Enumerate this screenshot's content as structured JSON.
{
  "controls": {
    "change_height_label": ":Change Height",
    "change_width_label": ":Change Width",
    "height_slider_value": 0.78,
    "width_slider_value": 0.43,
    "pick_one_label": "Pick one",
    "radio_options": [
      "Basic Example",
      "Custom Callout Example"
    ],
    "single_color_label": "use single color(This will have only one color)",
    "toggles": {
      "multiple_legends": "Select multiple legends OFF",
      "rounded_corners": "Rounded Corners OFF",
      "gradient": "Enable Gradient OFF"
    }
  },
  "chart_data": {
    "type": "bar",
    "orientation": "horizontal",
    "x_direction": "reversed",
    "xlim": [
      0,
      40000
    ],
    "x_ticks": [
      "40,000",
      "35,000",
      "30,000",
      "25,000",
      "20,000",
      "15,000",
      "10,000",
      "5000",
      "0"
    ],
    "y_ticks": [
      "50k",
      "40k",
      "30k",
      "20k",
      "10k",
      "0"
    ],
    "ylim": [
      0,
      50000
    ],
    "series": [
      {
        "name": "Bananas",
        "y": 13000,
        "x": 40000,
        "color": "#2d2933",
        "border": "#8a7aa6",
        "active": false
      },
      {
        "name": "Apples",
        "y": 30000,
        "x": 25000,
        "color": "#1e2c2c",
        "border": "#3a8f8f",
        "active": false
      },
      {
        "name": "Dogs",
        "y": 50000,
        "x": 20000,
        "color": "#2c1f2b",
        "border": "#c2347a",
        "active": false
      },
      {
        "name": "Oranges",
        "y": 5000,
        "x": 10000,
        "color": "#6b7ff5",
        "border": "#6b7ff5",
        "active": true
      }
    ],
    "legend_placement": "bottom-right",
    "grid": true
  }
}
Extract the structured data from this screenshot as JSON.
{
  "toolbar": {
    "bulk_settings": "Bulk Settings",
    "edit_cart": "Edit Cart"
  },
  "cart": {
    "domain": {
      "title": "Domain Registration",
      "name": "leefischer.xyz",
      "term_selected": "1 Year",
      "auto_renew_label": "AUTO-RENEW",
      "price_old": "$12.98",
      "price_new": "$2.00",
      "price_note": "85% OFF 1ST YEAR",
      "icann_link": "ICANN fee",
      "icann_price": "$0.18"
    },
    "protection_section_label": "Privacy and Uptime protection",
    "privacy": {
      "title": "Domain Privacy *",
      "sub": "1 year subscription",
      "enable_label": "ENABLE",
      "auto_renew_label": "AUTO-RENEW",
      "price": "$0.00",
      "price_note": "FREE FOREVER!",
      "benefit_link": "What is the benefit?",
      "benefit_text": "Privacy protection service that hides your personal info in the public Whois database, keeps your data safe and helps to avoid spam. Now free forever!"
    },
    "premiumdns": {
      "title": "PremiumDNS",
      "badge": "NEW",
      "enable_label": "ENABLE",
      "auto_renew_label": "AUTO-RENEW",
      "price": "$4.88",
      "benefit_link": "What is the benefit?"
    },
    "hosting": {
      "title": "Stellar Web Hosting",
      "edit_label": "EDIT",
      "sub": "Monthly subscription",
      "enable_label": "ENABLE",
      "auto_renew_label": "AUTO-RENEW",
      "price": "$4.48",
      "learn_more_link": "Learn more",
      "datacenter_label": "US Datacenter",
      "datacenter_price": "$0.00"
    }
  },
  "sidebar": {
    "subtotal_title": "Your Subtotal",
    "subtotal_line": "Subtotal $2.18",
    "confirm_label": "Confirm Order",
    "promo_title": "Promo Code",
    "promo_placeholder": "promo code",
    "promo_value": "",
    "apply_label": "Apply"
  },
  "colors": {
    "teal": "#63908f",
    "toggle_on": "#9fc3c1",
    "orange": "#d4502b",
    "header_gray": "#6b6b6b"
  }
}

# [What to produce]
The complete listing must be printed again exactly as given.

# [Response]
Enumerate this screenshot's content as structured JSON.
{
  "controls": {
    "change_height_label": ":Change Height",
    "change_width_label": ":Change Width",
    "height_slider_value": 0.78,
    "width_slider_value": 0.43,
    "pick_one_label": "Pick one",
    "radio_options": [
      "Basic Example",
      "Custom Callout Example"
    ],
    "single_color_label": "use single color(This will have only one color)",
    "toggles": {
      "multiple_legends": "Select multiple legends OFF",
      "rounded_corners": "Rounded Corners OFF",
      "gradient": "Enable Gradient OFF"
    }
  },
  "chart_data": {
    "type": "bar",
    "orientation": "horizontal",
    "x_direction": "reversed",
    "xlim": [
      0,
      40000
    ],
    "x_ticks": [
      "40,000",
      "35,000",
      "30,000",
      "25,000",
      "20,000",
      "15,000",
      "10,000",
      "5000",
      "0"
    ],
    "y_ticks": [
      "50k",
      "40k",
      "30k",
      "20k",
      "10k",
      "0"
    ],
    "ylim": [
      0,
      50000
    ],
    "series": [
      {
        "name": "Bananas",
        "y": 13000,
        "x": 40000,
        "color": "#2d2933",
        "border": "#8a7aa6",
        "active": false
      },
      {
        "name": "Apples",
        "y": 30000,
        "x": 25000,
        "color": "#1e2c2c",
        "border": "#3a8f8f",
        "active": false
      },
      {
        "name": "Dogs",
        "y": 50000,
        "x": 20000,
        "color": "#2c1f2b",
        "border": "#c2347a",
        "active": false
      },
      {
        "name": "Oranges",
        "y": 5000,
        "x": 10000,
        "color": "#6b7ff5",
        "border": "#6b7ff5",
        "active": true
      }
    ],
    "legend_placement": "bottom-right",
    "grid": true
  }
}
Extract the structured data from this screenshot as JSON.
{
  "toolbar": {
    "bulk_settings": "Bulk Settings",
    "edit_cart": "Edit Cart"
  },
  "cart": {
    "domain": {
      "title": "Domain Registration",
      "name": "leefischer.xyz",
      "term_selected": "1 Year",
      "auto_renew_label": "AUTO-RENEW",
      "price_old": "$12.98",
      "price_new": "$2.00",
      "price_note": "85% OFF 1ST YEAR",
      "icann_link": "ICANN fee",
      "icann_price": "$0.18"
    },
    "protection_section_label": "Privacy and Uptime protection",
    "privacy": {
      "title": "Domain Privacy *",
      "sub": "1 year subscription",
      "enable_label": "ENABLE",
      "auto_renew_label": "AUTO-RENEW",
      "price": "$0.00",
      "price_note": "FREE FOREVER!",
      "benefit_link": "What is the benefit?",
      "benefit_text": "Privacy protection service that hides your personal info in the public Whois database, keeps your data safe and helps to avoid spam. Now free forever!"
    },
    "premiumdns": {
      "title": "PremiumDNS",
      "badge": "NEW",
      "enable_label": "ENABLE",
      "auto_renew_label": "AUTO-RENEW",
      "price": "$4.88",
      "benefit_link": "What is the benefit?"
    },
    "hosting": {
      "title": "Stellar Web Hosting",
      "edit_label": "EDIT",
      "sub": "Monthly subscription",
      "enable_label": "ENABLE",
      "auto_renew_label": "AUTO-RENEW",
      "price": "$4.48",
      "learn_more_link": "Learn more",
      "datacenter_label": "US Datacenter",
      "datacenter_price": "$0.00"
    }
  },
  "sidebar": {
    "subtotal_title": "Your Subtotal",
    "subtotal_line": "Subtotal $2.18",
    "confirm_label": "Confirm Order",
    "promo_title": "Promo Code",
    "promo_placeholder": "promo code",
    "promo_value": "",
    "apply_label": "Apply"
  },
  "colors": {
    "teal": "#63908f",
    "toggle_on": "#9fc3c1",
    "orange": "#d4502b",
    "header_gray": "#6b6b6b"
  }
}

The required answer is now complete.